■ **Task to carry out**
From the entries that follow, report every line in which "text" occurs.

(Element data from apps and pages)
··········

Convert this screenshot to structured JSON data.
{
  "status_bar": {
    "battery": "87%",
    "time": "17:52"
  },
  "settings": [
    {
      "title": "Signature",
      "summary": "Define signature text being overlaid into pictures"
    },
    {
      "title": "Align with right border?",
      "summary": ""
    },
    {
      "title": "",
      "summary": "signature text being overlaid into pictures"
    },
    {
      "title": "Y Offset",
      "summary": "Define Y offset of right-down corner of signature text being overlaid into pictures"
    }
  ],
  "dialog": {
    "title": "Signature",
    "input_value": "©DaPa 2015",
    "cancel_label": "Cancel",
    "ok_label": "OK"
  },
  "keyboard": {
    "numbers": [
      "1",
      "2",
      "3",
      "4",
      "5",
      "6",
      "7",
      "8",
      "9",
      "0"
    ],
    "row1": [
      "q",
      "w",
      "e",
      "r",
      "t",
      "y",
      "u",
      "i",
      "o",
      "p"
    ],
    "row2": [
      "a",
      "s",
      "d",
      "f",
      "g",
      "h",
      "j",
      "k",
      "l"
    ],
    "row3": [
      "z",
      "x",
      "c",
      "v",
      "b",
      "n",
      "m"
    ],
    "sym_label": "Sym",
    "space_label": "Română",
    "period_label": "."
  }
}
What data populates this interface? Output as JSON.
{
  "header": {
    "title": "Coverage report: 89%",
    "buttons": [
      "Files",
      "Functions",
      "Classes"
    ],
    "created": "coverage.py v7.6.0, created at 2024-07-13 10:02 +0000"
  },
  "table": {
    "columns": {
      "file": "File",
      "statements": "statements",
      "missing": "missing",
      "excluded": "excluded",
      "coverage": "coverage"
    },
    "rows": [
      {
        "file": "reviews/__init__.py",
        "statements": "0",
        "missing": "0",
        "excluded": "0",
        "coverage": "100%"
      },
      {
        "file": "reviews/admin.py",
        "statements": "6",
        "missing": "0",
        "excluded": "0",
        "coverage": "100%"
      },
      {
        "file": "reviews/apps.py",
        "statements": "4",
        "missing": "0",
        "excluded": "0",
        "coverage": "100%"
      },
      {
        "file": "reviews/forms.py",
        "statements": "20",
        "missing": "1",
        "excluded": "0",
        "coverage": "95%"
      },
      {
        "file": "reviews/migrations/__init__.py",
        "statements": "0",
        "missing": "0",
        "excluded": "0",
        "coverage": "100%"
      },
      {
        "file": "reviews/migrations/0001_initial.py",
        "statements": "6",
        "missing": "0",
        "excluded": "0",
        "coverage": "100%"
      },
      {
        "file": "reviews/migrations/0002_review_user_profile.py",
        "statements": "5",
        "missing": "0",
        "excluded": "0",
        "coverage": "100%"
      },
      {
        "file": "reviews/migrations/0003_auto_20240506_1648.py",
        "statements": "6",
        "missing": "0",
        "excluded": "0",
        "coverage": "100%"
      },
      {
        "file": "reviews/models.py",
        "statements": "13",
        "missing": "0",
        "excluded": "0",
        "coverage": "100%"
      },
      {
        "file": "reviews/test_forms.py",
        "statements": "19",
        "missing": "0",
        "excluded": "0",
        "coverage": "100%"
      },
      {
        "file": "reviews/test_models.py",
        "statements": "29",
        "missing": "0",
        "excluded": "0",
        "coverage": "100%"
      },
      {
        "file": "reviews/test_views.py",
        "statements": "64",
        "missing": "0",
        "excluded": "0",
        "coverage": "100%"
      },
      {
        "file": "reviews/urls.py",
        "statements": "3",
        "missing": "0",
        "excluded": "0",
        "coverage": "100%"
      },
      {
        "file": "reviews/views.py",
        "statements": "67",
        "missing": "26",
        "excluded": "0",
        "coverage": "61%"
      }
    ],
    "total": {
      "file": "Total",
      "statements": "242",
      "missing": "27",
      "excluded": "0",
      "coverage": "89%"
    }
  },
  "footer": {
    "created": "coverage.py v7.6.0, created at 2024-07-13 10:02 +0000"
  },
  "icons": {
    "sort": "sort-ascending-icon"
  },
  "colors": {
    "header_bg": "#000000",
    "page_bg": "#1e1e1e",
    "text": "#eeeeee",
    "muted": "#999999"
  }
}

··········

■ **Solution**
      "summary": "Define signature text being overlaid into pictures"
      "summary": "signature text being overlaid into pictures"
      "summary": "Define Y offset of right-down corner of signature text being overlaid into pictures"
    "text": "#eeeeee",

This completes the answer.